ENTER BIG-DATA & DATA FUSION :

The biggest challenge in front of marketers and researchers today is getting their heads around the dearth of data on these emerging market hotspots. The task lies in procuring data that sales teams can leverage and recognizing where marketers can set up distributor branches or deploy sub-distributor networks.

Big-data is the new normal, and our research shows that strategies like data fusion can effectively identify these hotspots and help marketers effectively tap them.

The first step in coping with big data involves evaluating all available data sets. The second step involves bridging the gaps across the data sources. Enter data fusion, a stop-gap process that estimates and integrates data across various sources. For example, Nielsen conducted a shop census to assess the FMCG potential of across 7,000 villages across India. There are more than 600,000 villages in India, and we can use the results from our shop census and statistical techniques to estimate the FMCG potential for all of these markets.
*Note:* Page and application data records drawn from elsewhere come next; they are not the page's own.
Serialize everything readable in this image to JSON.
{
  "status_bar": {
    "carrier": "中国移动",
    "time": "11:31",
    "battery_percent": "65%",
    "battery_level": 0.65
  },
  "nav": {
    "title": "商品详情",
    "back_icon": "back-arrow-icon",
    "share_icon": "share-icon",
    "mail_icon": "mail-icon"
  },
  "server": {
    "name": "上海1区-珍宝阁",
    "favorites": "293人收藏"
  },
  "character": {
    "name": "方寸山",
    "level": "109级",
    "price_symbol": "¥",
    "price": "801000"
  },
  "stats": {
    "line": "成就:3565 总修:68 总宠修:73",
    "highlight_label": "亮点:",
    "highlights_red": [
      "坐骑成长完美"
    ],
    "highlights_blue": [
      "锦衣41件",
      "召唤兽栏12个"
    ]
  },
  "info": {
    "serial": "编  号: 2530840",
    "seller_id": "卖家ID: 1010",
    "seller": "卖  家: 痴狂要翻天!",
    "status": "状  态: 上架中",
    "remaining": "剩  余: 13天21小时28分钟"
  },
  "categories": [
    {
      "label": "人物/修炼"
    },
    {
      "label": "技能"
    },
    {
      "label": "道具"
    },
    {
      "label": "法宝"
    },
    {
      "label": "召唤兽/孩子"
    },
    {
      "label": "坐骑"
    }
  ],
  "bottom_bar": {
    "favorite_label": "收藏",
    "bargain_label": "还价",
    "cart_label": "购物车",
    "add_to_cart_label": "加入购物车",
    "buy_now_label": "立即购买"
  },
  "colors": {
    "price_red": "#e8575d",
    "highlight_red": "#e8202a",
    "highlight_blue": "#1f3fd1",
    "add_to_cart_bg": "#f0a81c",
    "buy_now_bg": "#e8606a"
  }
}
MAKE BIG DATA A BIG ANSWER : 

While rural regions of emerging markets are a low hanging fruit for the FMCG industry, marketers need to deal with the absence of data on these localities. To address this, marketers need to develop new ways to enhance their reach into these markets, such as data fusion, market prioritisation and technology integration.

The fact is that 65,000 villages (i.e., 10% of the total number of villages) are driving 60 percent of the total FMCG business in rural India. Market prioritisation can help marketers identify prospective buyers, bring down costs significantly and reduce uncertainty. This technique and tool can be applied across industries, markets and categories, making it an ideal way to effectively tap these hotspots in the global bazaar.

What’s remarkable is that 60 percent of these consumers are located in rural or smaller towns. These markets are massive, particularly as consumer awareness in these areas grows, disposable income within the middle class increases and society rallies around consumption trends. With these factors in play, these markets are only going to see unprecedented growth.

Prioritising Your Markets:

There are more than 600,000 villages, and granular data for many of them doesn’t exist, increasing the task of reaching the ones that offer the highest return. So the need of the day is market prioritization. So how do marketers make the most of these markets, create effective go-to-market strategies and effectively tap the Bottom of the Pyramid (read rural India) in such a situation ??